The Scientific Dimension
Torres and Arnove (2007) explain that a major goal of comparative education is to build theories in a series of areas including how school systems interact with economics, cultures, and social orders (p. 4). As Walker (2016) explains, an example of this can be observed by examining how educator’s in Finland “ease” into the school year while educators in America tend to stress out during the summer while they prepare their classrooms and lesson plans. Another example of this can be found in Spiegel’s (2012) article where he explains the evident difference of how intellectual struggle is perceived in the East and West (Japan and America). The East views intellectual struggle as emotional strength while the West views it as weakness.
The Pragmatic Dimension
Studying approaches to education internationally can benefit educational policies and practices in our home country. When assessing other nations’ strategies, we can learn from their successes, but as Torres and Arnove (2007) explain, “more can be learned from lessons of failure – what not to do – than from stories of success” (p.6). As Walker (2016) explains, educators in Finland could learn from American educators how students transition from class to class (or vice versa). The freedom of first graders in Finland on the other hand, gives students responsibility to arrive to classrooms on time.
International Education: The Global Dimension
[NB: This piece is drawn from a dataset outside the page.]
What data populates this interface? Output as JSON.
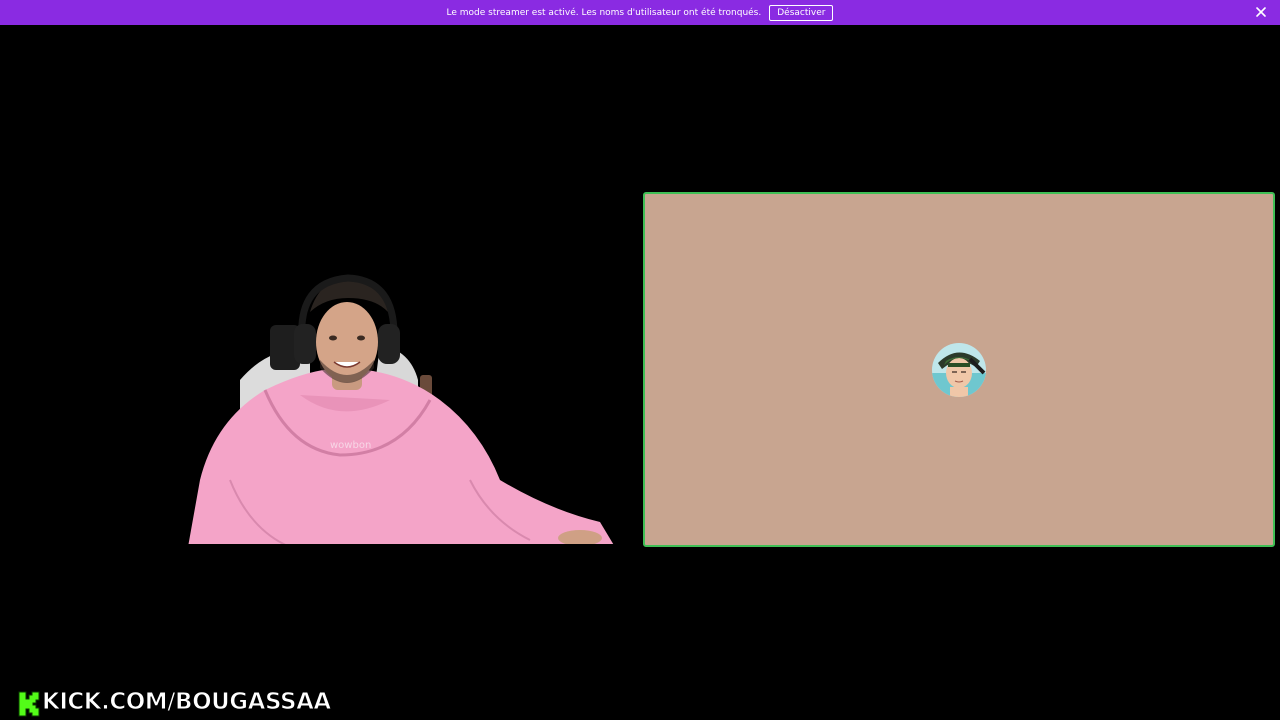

An important component of comparative education is that it helps create a large sense of understanding and peace among international communities. Torres and Arnove (2007) differentiate international education (which involves area studies or accounts of discrete countries) and global education whereby there is an emphasis on values, transactions, actors, mechanisms, procedures and issues (p. 7).
Spiegal, A. (2012) Struggle for smarts? How eastern and western cultures tackle learning: Shots- Health News: NPR (2012, November 12). Retrieved from http://www.npr.org/sections/health-shots/2012/11/12/164793058/struggle-for-smarts-how-eastern-and-western-cultures-tackle- learning
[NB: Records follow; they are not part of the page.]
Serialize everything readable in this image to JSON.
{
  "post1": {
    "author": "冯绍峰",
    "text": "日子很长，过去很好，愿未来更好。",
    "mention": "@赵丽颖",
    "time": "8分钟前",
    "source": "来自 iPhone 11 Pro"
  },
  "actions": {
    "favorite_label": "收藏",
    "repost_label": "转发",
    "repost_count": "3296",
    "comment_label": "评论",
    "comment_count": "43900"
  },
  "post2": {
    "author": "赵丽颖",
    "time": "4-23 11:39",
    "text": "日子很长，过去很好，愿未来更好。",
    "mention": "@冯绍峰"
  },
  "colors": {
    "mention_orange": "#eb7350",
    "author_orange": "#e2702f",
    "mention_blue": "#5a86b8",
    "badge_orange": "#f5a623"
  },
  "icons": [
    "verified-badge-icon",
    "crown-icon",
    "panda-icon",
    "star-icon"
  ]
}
Walker, T. D. (2016), Finnish teachers opt for less structured start of school year. The Atlantic. Retrieved from https://www.theatlantic.com/education/archive/2016/08/how-finland-starts-the-school-year/497306/
Paulo Freire was an educator and philosopher who impacts how the world should approach education, especially in societies where students are immersed in poverty and oppression; Bentley (1999) explains that by doing so, educators will develop “critical consciousness.” Which “allows people to question the nature of their historical and social situation—to read their world—with the goal of acting as subjects in the creation of a democratic society” (para. 4). According to his philosophy, educators should approach their teaching style by first becoming familiar with a population of students’ social aspects of their lives. This should include political, historical, and current events of all aspects surrounding their lives. His work is important to the world as it is and will be referenced and put to practice as societies, countries, governments, and financial statuses will, inevitably, change. It is vital to continue to study and practice his pedagogy so that we, as a global society “will challenge every person toward personal and social liberation, both in thought and deed” (Bentley, 1999, para. 13).
Bentley, L. (1999). A brief biography of Paulo Freire. Retrieved November 1, 2017 from http://ptoweb.org/aboutpto/a-brief-biography-of-paulo-freire/
Thank You for Being Late
As I mentioned in another post, I worked on a typewriter while I was in school while most of my peers had computers. When I finally had my hands on my first personal PC I thought I had the most modern technology out there. I did, for what seemed like a week. Even in the 90's technology was changing and enhancing with peripherals like CD's, document scanners, etc. With my first computer, I was able to communicate with my friends on AOL Instant Messenger (which lasted surprisingly long). Friedman explains the rapid change in how he communicated for his career and how this advanced to him sending emails from his phone in the back of a self-driving car. Before I read that section, I thought how amazing it is that today, I am able to send text messages via bluetooth in my car while my hands are still on the steering wheel.